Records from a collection
===
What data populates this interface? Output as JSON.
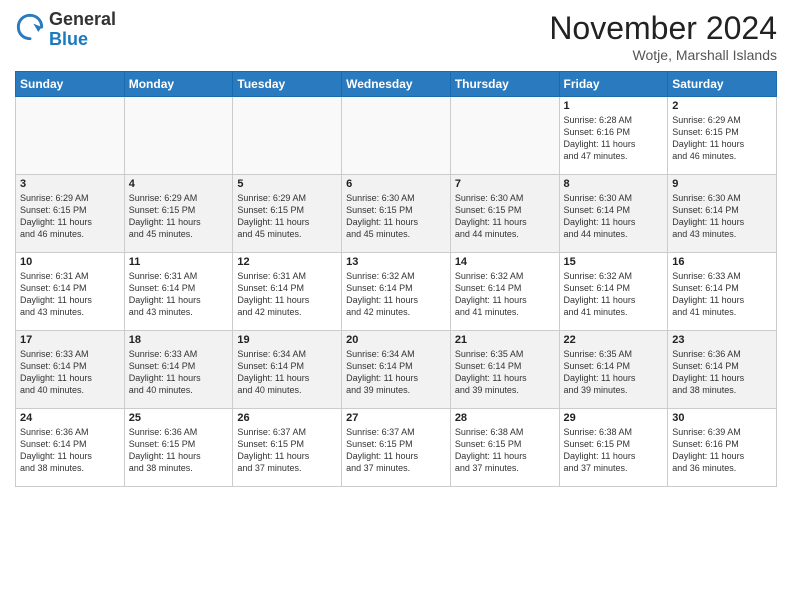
{
  "header": {
    "logo_general": "General",
    "logo_blue": "Blue",
    "month": "November 2024",
    "location": "Wotje, Marshall Islands"
  },
  "weekdays": [
    "Sunday",
    "Monday",
    "Tuesday",
    "Wednesday",
    "Thursday",
    "Friday",
    "Saturday"
  ],
  "weeks": [
    [
      {
        "day": "",
        "info": ""
      },
      {
        "day": "",
        "info": ""
      },
      {
        "day": "",
        "info": ""
      },
      {
        "day": "",
        "info": ""
      },
      {
        "day": "",
        "info": ""
      },
      {
        "day": "1",
        "info": "Sunrise: 6:28 AM\nSunset: 6:16 PM\nDaylight: 11 hours\nand 47 minutes."
      },
      {
        "day": "2",
        "info": "Sunrise: 6:29 AM\nSunset: 6:15 PM\nDaylight: 11 hours\nand 46 minutes."
      }
    ],
    [
      {
        "day": "3",
        "info": "Sunrise: 6:29 AM\nSunset: 6:15 PM\nDaylight: 11 hours\nand 46 minutes."
      },
      {
        "day": "4",
        "info": "Sunrise: 6:29 AM\nSunset: 6:15 PM\nDaylight: 11 hours\nand 45 minutes."
      },
      {
        "day": "5",
        "info": "Sunrise: 6:29 AM\nSunset: 6:15 PM\nDaylight: 11 hours\nand 45 minutes."
      },
      {
        "day": "6",
        "info": "Sunrise: 6:30 AM\nSunset: 6:15 PM\nDaylight: 11 hours\nand 45 minutes."
      },
      {
        "day": "7",
        "info": "Sunrise: 6:30 AM\nSunset: 6:15 PM\nDaylight: 11 hours\nand 44 minutes."
      },
      {
        "day": "8",
        "info": "Sunrise: 6:30 AM\nSunset: 6:14 PM\nDaylight: 11 hours\nand 44 minutes."
      },
      {
        "day": "9",
        "info": "Sunrise: 6:30 AM\nSunset: 6:14 PM\nDaylight: 11 hours\nand 43 minutes."
      }
    ],
    [
      {
        "day": "10",
        "info": "Sunrise: 6:31 AM\nSunset: 6:14 PM\nDaylight: 11 hours\nand 43 minutes."
      },
      {
        "day": "11",
        "info": "Sunrise: 6:31 AM\nSunset: 6:14 PM\nDaylight: 11 hours\nand 43 minutes."
      },
      {
        "day": "12",
        "info": "Sunrise: 6:31 AM\nSunset: 6:14 PM\nDaylight: 11 hours\nand 42 minutes."
      },
      {
        "day": "13",
        "info": "Sunrise: 6:32 AM\nSunset: 6:14 PM\nDaylight: 11 hours\nand 42 minutes."
      },
      {
        "day": "14",
        "info": "Sunrise: 6:32 AM\nSunset: 6:14 PM\nDaylight: 11 hours\nand 41 minutes."
      },
      {
        "day": "15",
        "info": "Sunrise: 6:32 AM\nSunset: 6:14 PM\nDaylight: 11 hours\nand 41 minutes."
      },
      {
        "day": "16",
        "info": "Sunrise: 6:33 AM\nSunset: 6:14 PM\nDaylight: 11 hours\nand 41 minutes."
      }
    ],
    [
      {
        "day": "17",
        "info": "Sunrise: 6:33 AM\nSunset: 6:14 PM\nDaylight: 11 hours\nand 40 minutes."
      },
      {
        "day": "18",
        "info": "Sunrise: 6:33 AM\nSunset: 6:14 PM\nDaylight: 11 hours\nand 40 minutes."
      },
      {
        "day": "19",
        "info": "Sunrise: 6:34 AM\nSunset: 6:14 PM\nDaylight: 11 hours\nand 40 minutes."
      },
      {
        "day": "20",
        "info": "Sunrise: 6:34 AM\nSunset: 6:14 PM\nDaylight: 11 hours\nand 39 minutes."
      },
      {
        "day": "21",
        "info": "Sunrise: 6:35 AM\nSunset: 6:14 PM\nDaylight: 11 hours\nand 39 minutes."
      },
      {
        "day": "22",
        "info": "Sunrise: 6:35 AM\nSunset: 6:14 PM\nDaylight: 11 hours\nand 39 minutes."
      },
      {
        "day": "23",
        "info": "Sunrise: 6:36 AM\nSunset: 6:14 PM\nDaylight: 11 hours\nand 38 minutes."
      }
    ],
    [
      {
        "day": "24",
        "info": "Sunrise: 6:36 AM\nSunset: 6:14 PM\nDaylight: 11 hours\nand 38 minutes."
      },
      {
        "day": "25",
        "info": "Sunrise: 6:36 AM\nSunset: 6:15 PM\nDaylight: 11 hours\nand 38 minutes."
      },
      {
        "day": "26",
        "info": "Sunrise: 6:37 AM\nSunset: 6:15 PM\nDaylight: 11 hours\nand 37 minutes."
      },
      {
        "day": "27",
        "info": "Sunrise: 6:37 AM\nSunset: 6:15 PM\nDaylight: 11 hours\nand 37 minutes."
      },
      {
        "day": "28",
        "info": "Sunrise: 6:38 AM\nSunset: 6:15 PM\nDaylight: 11 hours\nand 37 minutes."
      },
      {
        "day": "29",
        "info": "Sunrise: 6:38 AM\nSunset: 6:15 PM\nDaylight: 11 hours\nand 37 minutes."
      },
      {
        "day": "30",
        "info": "Sunrise: 6:39 AM\nSunset: 6:16 PM\nDaylight: 11 hours\nand 36 minutes."
      }
    ]
  ]
}
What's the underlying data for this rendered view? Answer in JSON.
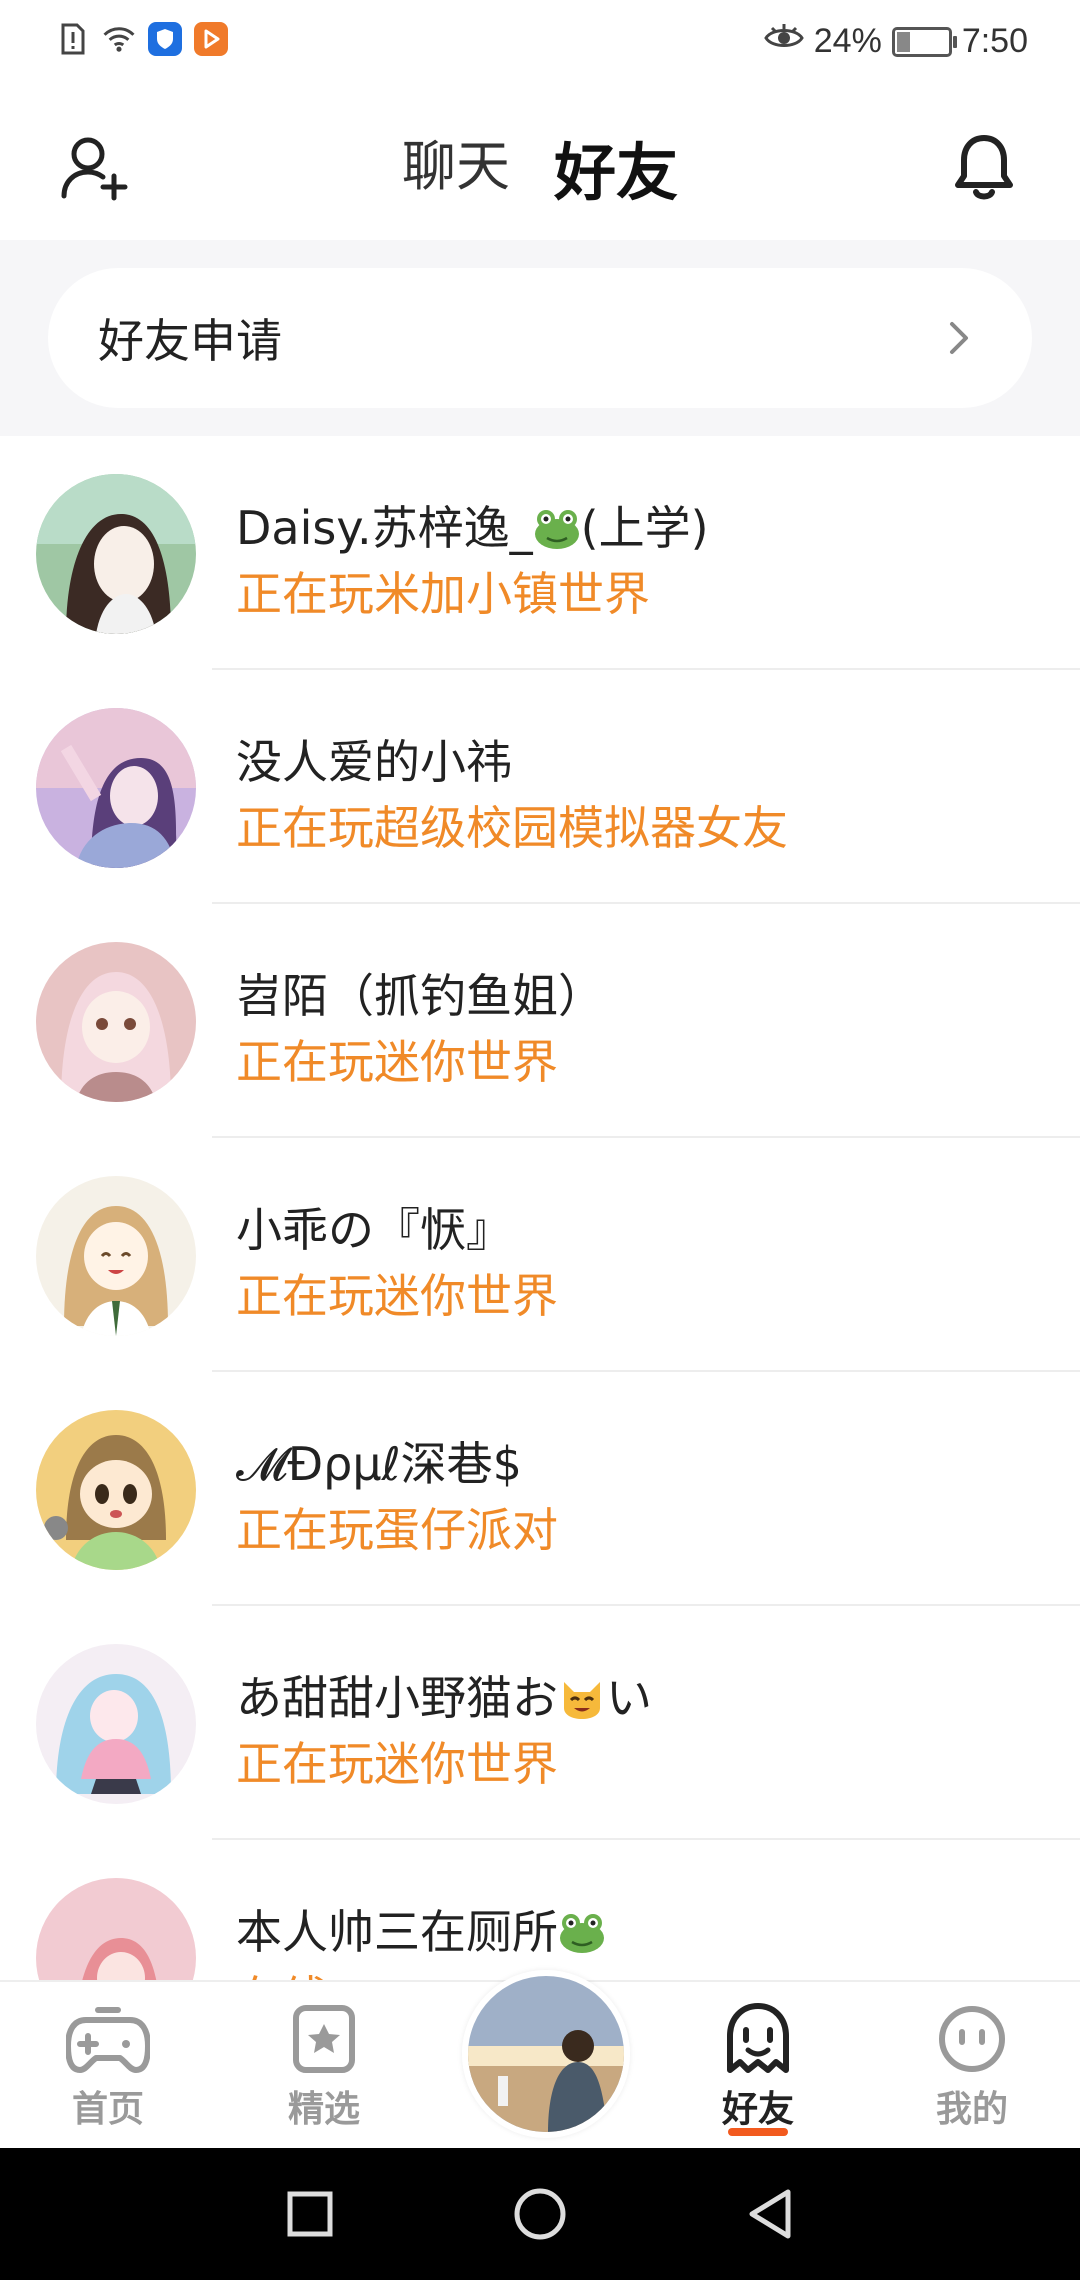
{
  "status_bar": {
    "battery": "24%",
    "time": "7:50",
    "battery_level": 0.24
  },
  "header": {
    "tabs": [
      {
        "label": "聊天"
      },
      {
        "label": "好友"
      }
    ],
    "active_tab": "好友"
  },
  "friend_request": {
    "label": "好友申请"
  },
  "friends": [
    {
      "name": "Daisy.苏梓逸_",
      "name_suffix": "(上学)",
      "status": "正在玩米加小镇世界"
    },
    {
      "name": "没人爱的小祎",
      "status": "正在玩超级校园模拟器女友"
    },
    {
      "name": "岧陌（抓钓鱼姐）",
      "status": "正在玩迷你世界"
    },
    {
      "name": "小乖の『恹』",
      "status": "正在玩迷你世界"
    },
    {
      "name": "𝓜Ɖρμℓ深巷$",
      "status": "正在玩蛋仔派对"
    },
    {
      "name": "あ甜甜小野猫お",
      "name_suffix": "い",
      "status": "正在玩迷你世界"
    },
    {
      "name": "本人帅三在厕所",
      "status": "在线"
    }
  ],
  "bottom_nav": [
    {
      "label": "首页",
      "icon": "gamepad-icon"
    },
    {
      "label": "精选",
      "icon": "star-card-icon"
    },
    {
      "label": "好友",
      "icon": "ghost-icon"
    },
    {
      "label": "我的",
      "icon": "smiley-icon"
    }
  ],
  "colors": {
    "accent": "#f25a1e",
    "status_text": "#f08a28",
    "nav_inactive": "#9a9a9a"
  }
}
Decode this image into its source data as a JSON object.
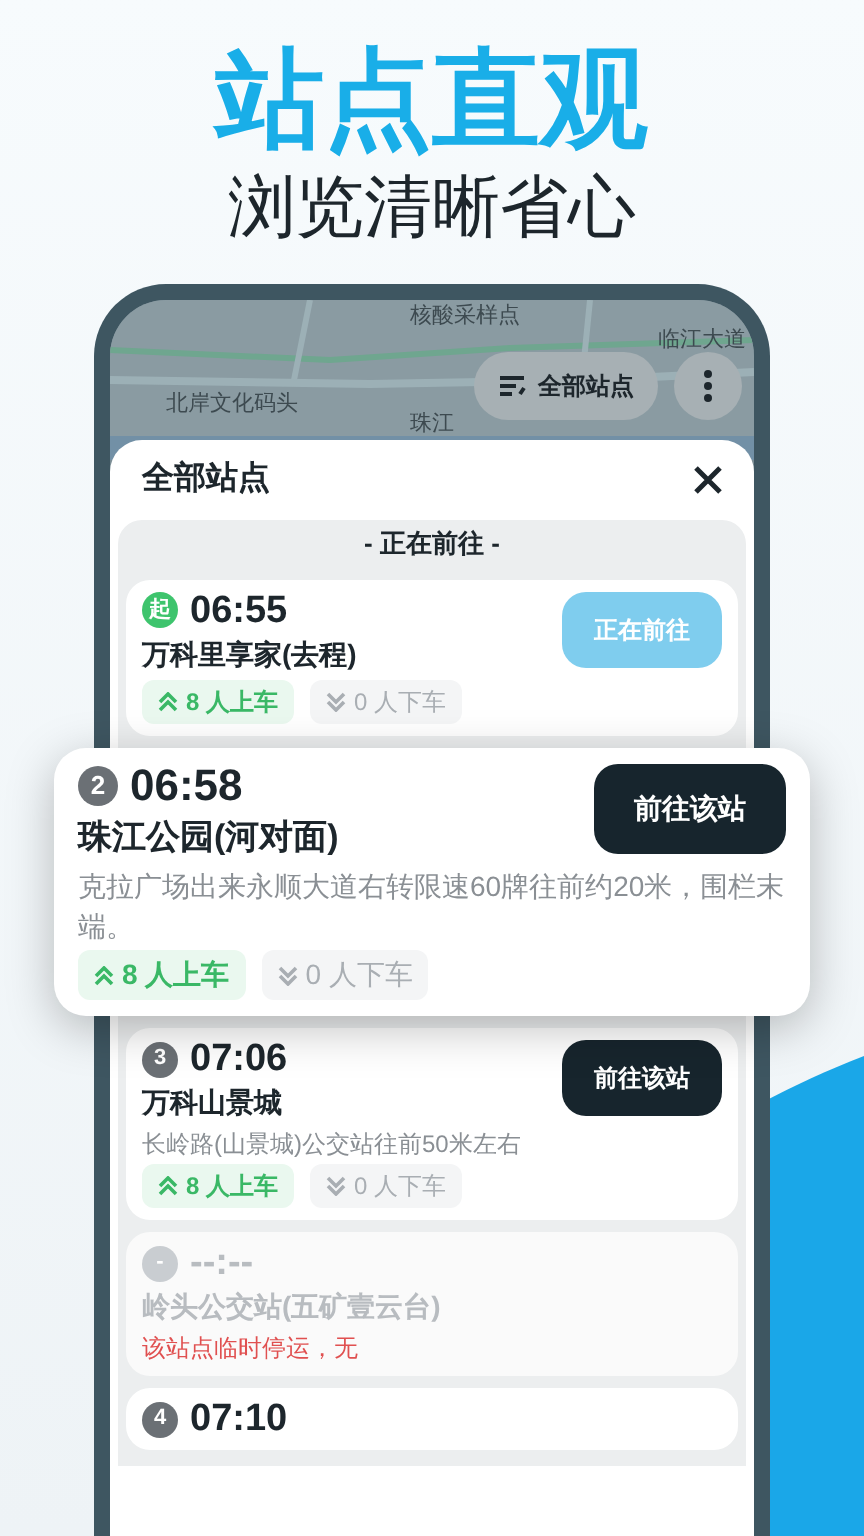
{
  "hero": {
    "title": "站点直观",
    "subtitle": "浏览清晰省心"
  },
  "map": {
    "labels": [
      "核酸采样点",
      "临江大道",
      "北岸文化码头",
      "珠江"
    ],
    "filter_button": "全部站点"
  },
  "sheet": {
    "title": "全部站点",
    "section_label": "- 正在前往 -",
    "stops": [
      {
        "kind": "current",
        "badge": "起",
        "time": "06:55",
        "name": "万科里享家(去程)",
        "boarding": "8 人上车",
        "alighting": "0 人下车",
        "button": {
          "label": "正在前往",
          "disabled": true
        }
      },
      {
        "kind": "popup",
        "badge": "2",
        "time": "06:58",
        "name": "珠江公园(河对面)",
        "note": "克拉广场出来永顺大道右转限速60牌往前约20米，围栏末端。",
        "boarding": "8 人上车",
        "alighting": "0 人下车",
        "button": {
          "label": "前往该站",
          "disabled": false
        }
      },
      {
        "kind": "normal",
        "badge": "3",
        "time": "07:06",
        "name": "万科山景城",
        "note": "长岭路(山景城)公交站往前50米左右",
        "boarding": "8 人上车",
        "alighting": "0 人下车",
        "button": {
          "label": "前往该站",
          "disabled": false
        }
      },
      {
        "kind": "suspended",
        "badge": "-",
        "time": "--:--",
        "name": "岭头公交站(五矿壹云台)",
        "note": "该站点临时停运，无"
      },
      {
        "kind": "normal",
        "badge": "4",
        "time": "07:10"
      }
    ]
  }
}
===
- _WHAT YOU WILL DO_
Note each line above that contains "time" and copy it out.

- _TASK ANSWER_
    "time": "7:50",
        "time": "06:55",
        "time": "06:58",
        "time": "07:06",
        "time": "--:--",
        "time": "07:10"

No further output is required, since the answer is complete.